For Luke, his love of dance was developed during quarantine. He initially found himself stuck with a formidable mental block, which he wasn’t able to get past until COVID-19 restrictions were eased. But this hiatus from formal training and rehearsing helped Luke realize how much he loved the sport.
“I fell back in love with dance, more than I did [before quarantine],” Luke said. “After you hate something, you end up just appreciating it more. … I realized I wanted to do [dance], and that I could make a living off of it.”
By sophomore year, the two had fully thrown themselves into their respective sports.
The hours of after school practice and grueling weekend competitions and games, along with the weekly stressors of an average high schooler, however, undoubtedly left their impact on the twins. Luke, who travels monthly around the country to assist instructors at various dance conventions, has even resorted to doing homework in the airport before flights back home.
“It’s a struggle a lot of the time,” Liam said. “It’s either [that] I’m too tired to do my homework, so I have to go to sleep or sacrifice staying up late [to do homework]. It’s kind of never-ending. Every day I’m stressed.”
Many athletes at the twins’ level resort to homeschooling, to allow for more training and to relieve some of the stress that comes with attending a conventional high school.

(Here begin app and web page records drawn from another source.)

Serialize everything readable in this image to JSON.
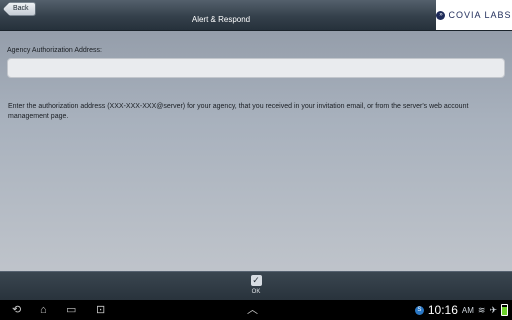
{
  "header": {
    "back_label": "Back",
    "title": "Alert & Respond",
    "logo_text": "COVIA LABS"
  },
  "form": {
    "address_label": "Agency Authorization Address:",
    "address_value": "",
    "address_placeholder": "",
    "help_text": "Enter the authorization address (XXX-XXX-XXX@server) for your agency, that you received in your invitation email, or from the server's web account management page."
  },
  "footer": {
    "ok_label": "OK"
  },
  "system_bar": {
    "time": "10:16",
    "am_pm": "AM",
    "notification_icon": "skype-icon",
    "battery_color": "#6cd12c"
  }
}
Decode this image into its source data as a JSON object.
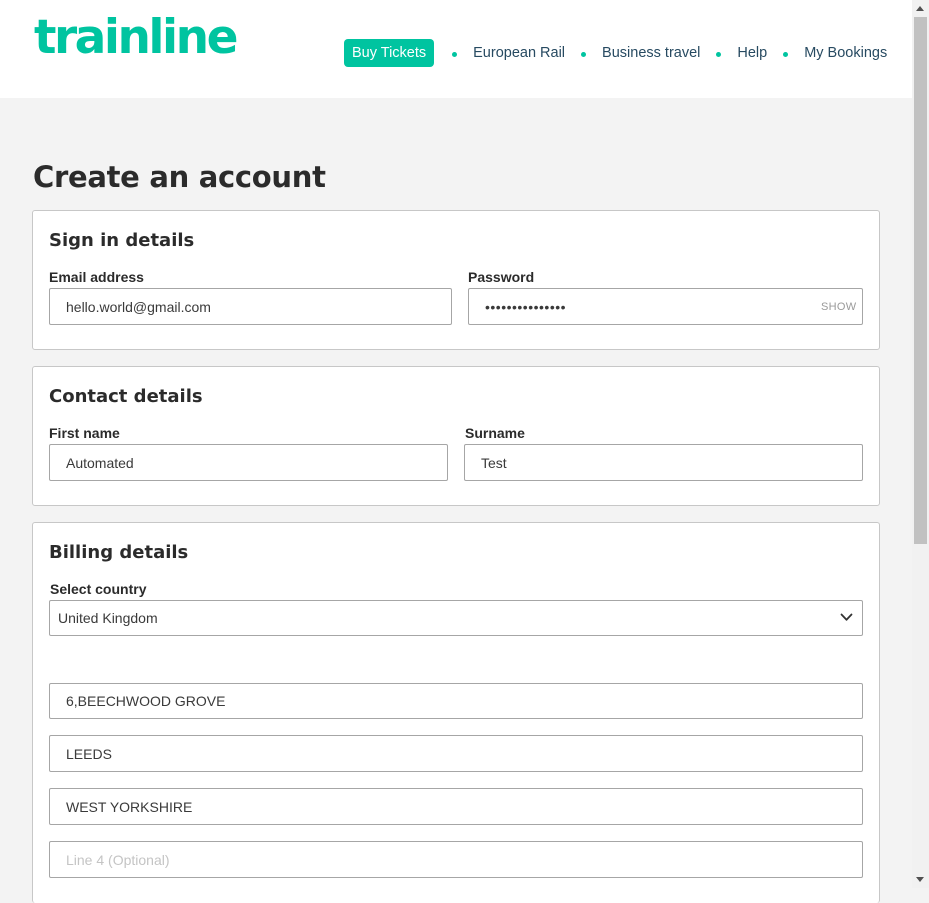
{
  "header": {
    "logo_text": "trainline",
    "nav": {
      "buy_tickets": "Buy Tickets",
      "european_rail": "European Rail",
      "business_travel": "Business travel",
      "help": "Help",
      "my_bookings": "My Bookings"
    }
  },
  "page_title": "Create an account",
  "sign_in": {
    "heading": "Sign in details",
    "email_label": "Email address",
    "email_value": "hello.world@gmail.com",
    "password_label": "Password",
    "password_value": "•••••••••••••••",
    "show_label": "SHOW"
  },
  "contact": {
    "heading": "Contact details",
    "first_name_label": "First name",
    "first_name_value": "Automated",
    "surname_label": "Surname",
    "surname_value": "Test"
  },
  "billing": {
    "heading": "Billing details",
    "country_label": "Select country",
    "country_value": "United Kingdom",
    "line1_value": "6,BEECHWOOD GROVE",
    "line2_value": "LEEDS",
    "line3_value": "WEST YORKSHIRE",
    "line4_placeholder": "Line 4 (Optional)"
  },
  "colors": {
    "brand": "#00c4a0",
    "nav_text": "#274a61",
    "page_bg": "#f3f3f3"
  }
}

Luke recently weighed the pros and cons of moving to Los Angeles — a city that lives and breathes dance — but decided against it, as he wants to finish high school with Liam.
Even if the twins are technically students at an average public high school, the two are missing out on much of the “quintessential” high school experience for their sports. Especially for Liam — the “social butterfly” of the two, he said — constantly missing out on the parties, events and activities his friends take part in can be frustrating.
“I’m a super emotional person, and I just love being around people,” Liam said. “I feel like, without my friends, I wouldn’t really be happy at all. … But at the same time, it sometimes distracts me from my goals.”
Even though the pair has had to figure out how to juggle practicing their sports while leaving time for friends and family, they’ve found a way to stay up-to-date with their friends: social media, and they’ve amassed an Instagram following of more than 25,000 and combined TikTok following of nearly 240,000.
But being “micro-influencers” — regularly releasing content on social media platforms — also means that an even wider audience ends up making assumptions about the twins, simply based on their large followings.
“Their reputation precedes them,” Coan said. “People really need to understand that they are people too. … Once you start seeing them like that, you’ll realize that they’re very deep individuals and have so much to offer.”
People have even gone so far as to send the twins’ videos or posts to Coan, saying that they’re “cringey” or embarrassing, according to Coan. Liam was once verbally harassed during a baseball game, and was called “thirst trap” by the opposing team’s players, in reference to his TikTok videos.
But despite the difficulties that come with having social media accounts, the twins don’t refrain from doing what they love just because of other people, Coan said.
“They’re both forces,” Coan said. “[With] this whole public persona, [they] just take it as a joke, but in private, they communicate to their friends about it.”
All the sacrifices — the late nights studying, the missed social events, the strict regimens and so much more — are worth it, though, Liam and Luke said. The twins, or “work machines,” as Coan calls them, both agree that there’s nothing they’d rather be doing than the sports they love, at whatever cost.
“[Liam and I] are committed to what we do, no matter whatever else we’re doing,” Luke said. “We put our focus, our time and our bodies into what we love. We are driven to work harder than anyone else, I guess. We’re driven to be competitive.”